Many years went by. I often reflected on that whisper – in the business of corporate life, church commitments and great demands at home. Then came a time when it was clear that the Lord was providentially saying, “This is the time.”
The rest is a long story. But I know I heard that whisper many years before correctly. I’m where the Lord wants me. Has it been costly? Certainly. Perhaps some different costs to Bill Hybels but very real. As a family we are currently living through multiple and great trials of suffering, while seeking to be a caring and faithful shepherd to our church. But the costs do not diminish the thrill of God speaking into my life; of serving Him; of seeing the Holy Spirit’s transformation in many people’s lives, and of seeing God’s kingdom grow.
We return to Jesus Manifesto after a bit of a break. And chapter five is simply a magnificent chapter. Why? Because the Lord Jesus Christ is exalted in the words of this chapter to the place that is truly His – preeminence.
How do the authors, Sweet and Viola, get our attention focussed on Jesus? By firstly warning us to stay well clear of two frequently dug ditches ”on either side of the razor edge of truth.”
- Ditch #1: Theological rationalism.
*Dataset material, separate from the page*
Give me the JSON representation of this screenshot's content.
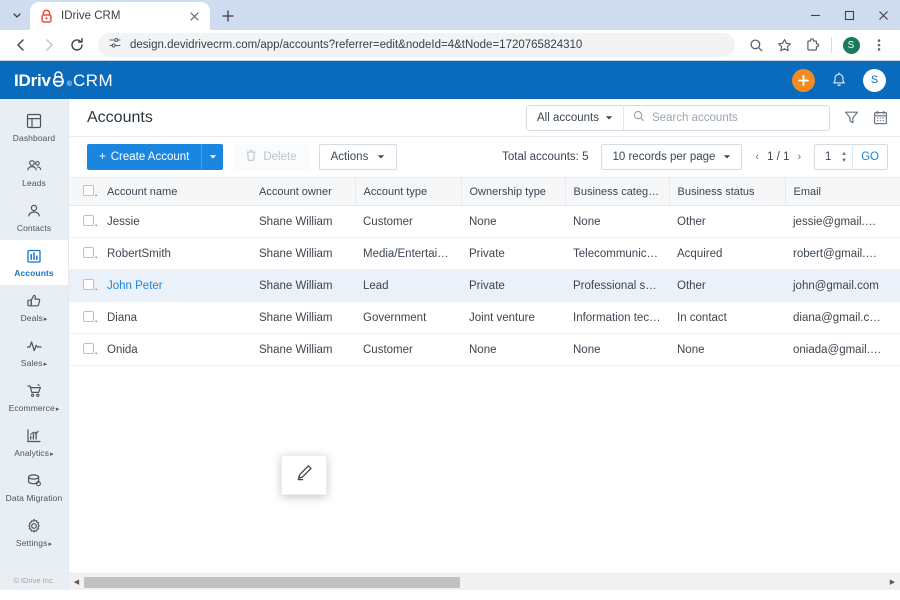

This ditch holds that at the heart of authentic Christianity is the correct belief system. What is the effect of digging this ditch? Jesus becomes subordinated to a human description. When being a Christian is staying in Ditch #1, then “we become insulated from the challenges posed by the reality of Jesus, which always exceeds our present descriptions of Him.”
- Ditch #2: Theological ethics. When you stay in this ditch, you are not following the living Christ but a set of moral principles that are attributed to Him.” Jesus simply becomes a means to an end.
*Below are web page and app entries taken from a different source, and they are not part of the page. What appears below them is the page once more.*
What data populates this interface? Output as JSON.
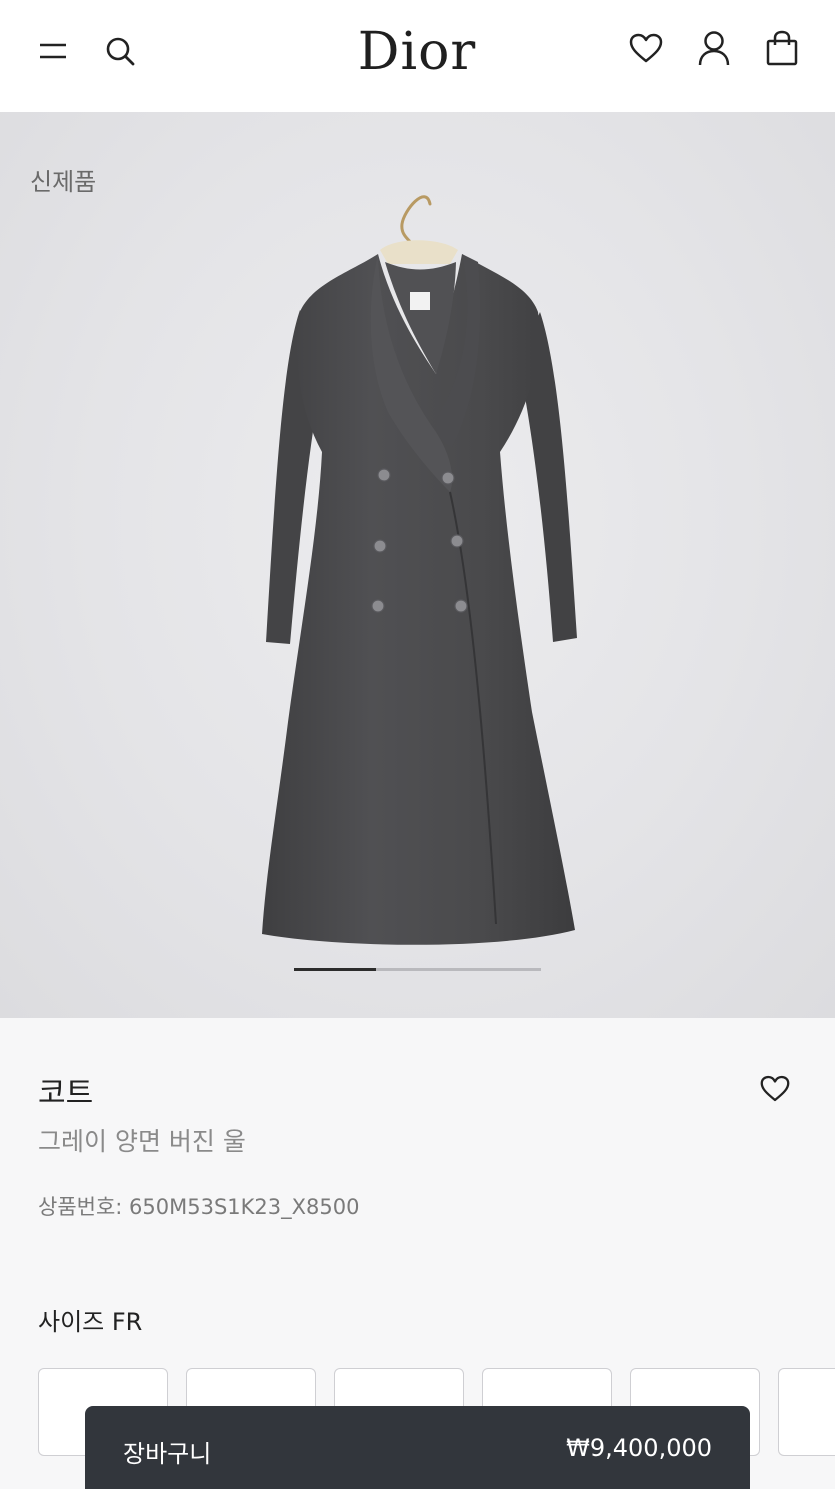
{
  "header": {
    "logo": "Dior",
    "icons": [
      "menu-icon",
      "search-icon",
      "heart-icon",
      "account-icon",
      "bag-icon"
    ]
  },
  "hero": {
    "badge": "신제품",
    "gallery_progress": 0.33
  },
  "product": {
    "title": "코트",
    "subtitle": "그레이 양면 버진 울",
    "sku": "상품번호: 650M53S1K23_X8500"
  },
  "size": {
    "label": "사이즈 FR"
  },
  "cart": {
    "label": "장바구니",
    "price": "₩9,400,000"
  },
  "colors": {
    "coat": "#4a4a4c",
    "cart_bar": "#32363c",
    "hero_bg": "#e4e4e7"
  }
}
To be a Christian is to have our life focussed on the main event – Jesus. The One in whom God’s truth and God’s way are embodied. Jesus’ teachings cannot be separated from His Person.
And because the fullness of God dwells in Jesus, there is ALWAYS more of Him to know and experience. You cannot constrain Jesus to a man developed systematic theology.
When we say “yes” to Jesus, “you are saying yes to a person, not to a proposition.”
So how do the authors describe Christianity?
“It is a passionate love for a way of living in the world that’s rooted in living by Jesus, the way, the truth, and the life.”
So what do we do with our theologies? Chuck them? No, they are to “flow organically from our loving relationship to Christ,…never to substitute for it.”
The authors finish this inspiring chapter with a call to all: “lay hold of the “real thing” – Jesus.” AMEN.
I’ve just started reading Bill Hybel’s recent book, The Power of a Whisper: Hearing God. Having the Guts to Respond. In the Introduction, Bill comments:
“…I’ve come to believe that hearing the quiet whisper of the transcendent God is one of the most extraordinary privileges in all of life – and potentially the most transforming dynamic in the Christian faith.”
That’s been exactly my own experience – especially in recent years. This experiential dynamic of being a follower of Jesus I find simply exhilarating. I have found that there are a number of prerequisites to hearing God clearly – and foremost is having my mind and heart saturated with the Word of God.
Bill concludes his introductory comments with this invitation:
“If you lower the ambient noise of your life and listen expectantly for those whispers of God, your ears will hear them. And when you follow their lead, your world will be rocked. Let’s get started.”
Join me as we journey through the ten chapters of The Power of a Whisper.